                                      *That* all said....

                                      A partition provides visual, but not aural, separation. I think there's only so much management *would* be able to do in this situation, if it doesn't have private party rooms, as it tries to balance the rights of all of its guests and the logistics of larger groups or parties during regular public hours.

                                      So, to me, it would have been reasonable for the complaining patron to ask for a different table, protected more from the noise source, and it would have been incumbent upon the restaurant to accommodate his request if at all possible.

                                      I don't think it was appropriate at all for the patron to complain directly to the group. It's just not what one does, given that it could cause a big argument or, sad to say, worse in some instances, in which cases the rights of MORE patrons are affected. Such concerns should most definitely be expressed through the proprietors. If they were unable to provide a situation more comfortable to him, then he has the right to vote with his feet.

                                      1 Reply
                                      1. re: Steady Habits

                                        Depending on where and who they were complaining to, that in itself could have been dangerous.
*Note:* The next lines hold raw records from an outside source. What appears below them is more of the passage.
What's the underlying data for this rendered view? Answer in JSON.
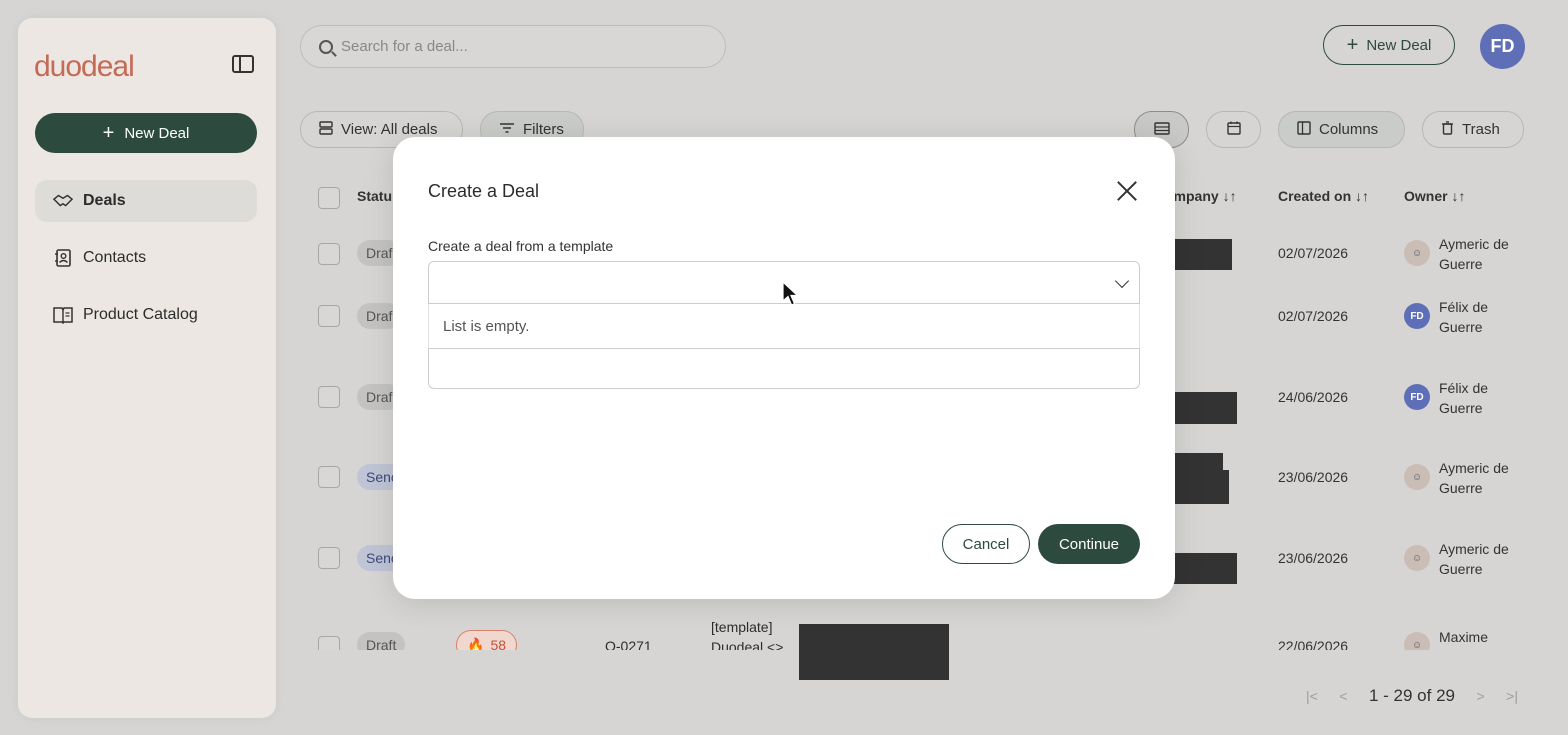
{
  "app": {
    "logo_text": "duodeal"
  },
  "sidebar": {
    "new_deal_label": "New Deal",
    "items": [
      {
        "label": "Deals",
        "icon": "handshake-icon",
        "active": true
      },
      {
        "label": "Contacts",
        "icon": "contact-book-icon",
        "active": false
      },
      {
        "label": "Product Catalog",
        "icon": "catalog-book-icon",
        "active": false
      }
    ]
  },
  "header": {
    "search_placeholder": "Search for a deal...",
    "new_deal_label": "New Deal",
    "avatar_initials": "FD"
  },
  "toolbar": {
    "view_label": "View: All deals",
    "filters_label": "Filters",
    "columns_label": "Columns",
    "trash_label": "Trash"
  },
  "table": {
    "headers": {
      "status": "Statu",
      "company": "ompany ↓↑",
      "created_on": "Created on ↓↑",
      "owner": "Owner ↓↑"
    },
    "rows": [
      {
        "status": "Draf",
        "date": "02/07/2026",
        "owner": "Aymeric de Guerre",
        "owner_initials": ""
      },
      {
        "status": "Draf",
        "date": "02/07/2026",
        "owner": "Félix de Guerre",
        "owner_initials": "FD"
      },
      {
        "status": "Draf",
        "date": "24/06/2026",
        "owner": "Félix de Guerre",
        "owner_initials": "FD"
      },
      {
        "status": "Senc",
        "date": "23/06/2026",
        "owner": "Aymeric de Guerre",
        "owner_initials": ""
      },
      {
        "status": "Senc",
        "date": "23/06/2026",
        "owner": "Aymeric de Guerre",
        "owner_initials": ""
      },
      {
        "status": "Draft",
        "date": "22/06/2026",
        "owner": "Maxime",
        "owner_initials": "",
        "score": "58",
        "ref": "O-0271",
        "name": "[template] Duodeal <>"
      }
    ]
  },
  "pagination": {
    "range_label": "1 - 29 of 29"
  },
  "modal": {
    "title": "Create a Deal",
    "template_label": "Create a deal from a template",
    "select_value": "",
    "empty_list_text": "List is empty.",
    "cancel_label": "Cancel",
    "continue_label": "Continue"
  },
  "colors": {
    "brand_green": "#2d4a3f",
    "brand_logo": "#c46a55",
    "avatar_blue": "#5e6fb8"
  }
}
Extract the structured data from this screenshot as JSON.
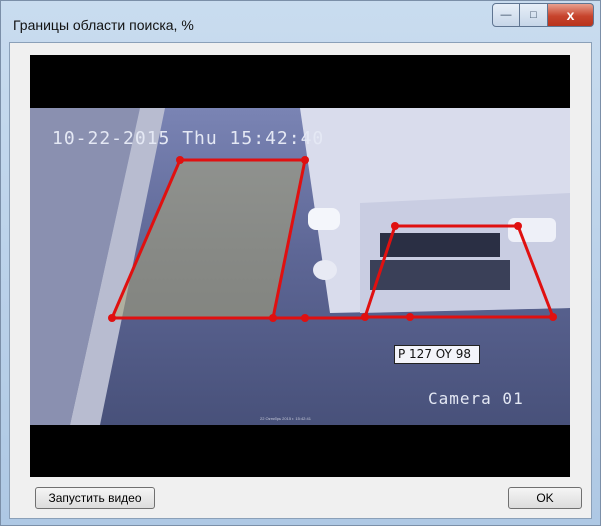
{
  "window": {
    "title": "Границы области поиска, %",
    "controls": {
      "minimize_label": "—",
      "maximize_label": "□",
      "close_label": "x"
    }
  },
  "video": {
    "timestamp": "10-22-2015 Thu 15:42:40",
    "camera_label": "Camera 01",
    "footer_caption": "22 Октябрь 2015 г. 15:42:41",
    "plate_text": "P 127 OY 98"
  },
  "search_zones": {
    "line_color": "#e01010"
  },
  "buttons": {
    "start_video_label": "Запустить видео",
    "ok_label": "OK"
  }
}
                                      2. I suspect he was "obeying" his self-involved wife.

                                        3 Replies
                                        1. re: beevod

                                          perhaps they were jealous that they did not have enough friends to party with? Sorry, that was mean. The holidays are diffcult for some people, and it's possible that the couple had issues that made their outlook less than rosy.

                                          The fact that they were the 2nd party to arrive -- the revelers already being there -- they were out of line to impose their need for quiet on other customers. Especially since the OP said that the large party was not raucus or saying things that were in bad taste. Scope out the situation, then use your brain to see if you need to relocate to another table, or another restaurant. I'm always amazed that some people feel that the reponsiblility for their comfort always rests with others, not with themselves.

                                          1. re: PattiCakes

                                            I agree with PattiCakes. Life is too short to stress about a noisy holiday party. They could go elsewhere or, I am almost certain that their home was nice and quiet!

                                        2. Some people are not happy unless they are unhappy. I agree with Janet from Richmond about sending him a drink. If you let him get to you, he wins. Don't sweat the small stuff... and from what his wife sez he is the small stuff!

                                          1. Good Chinese restauants take pride in their high noise levels. It's a sign that business is good. There are very few good quiet romantic Chinese restaurants.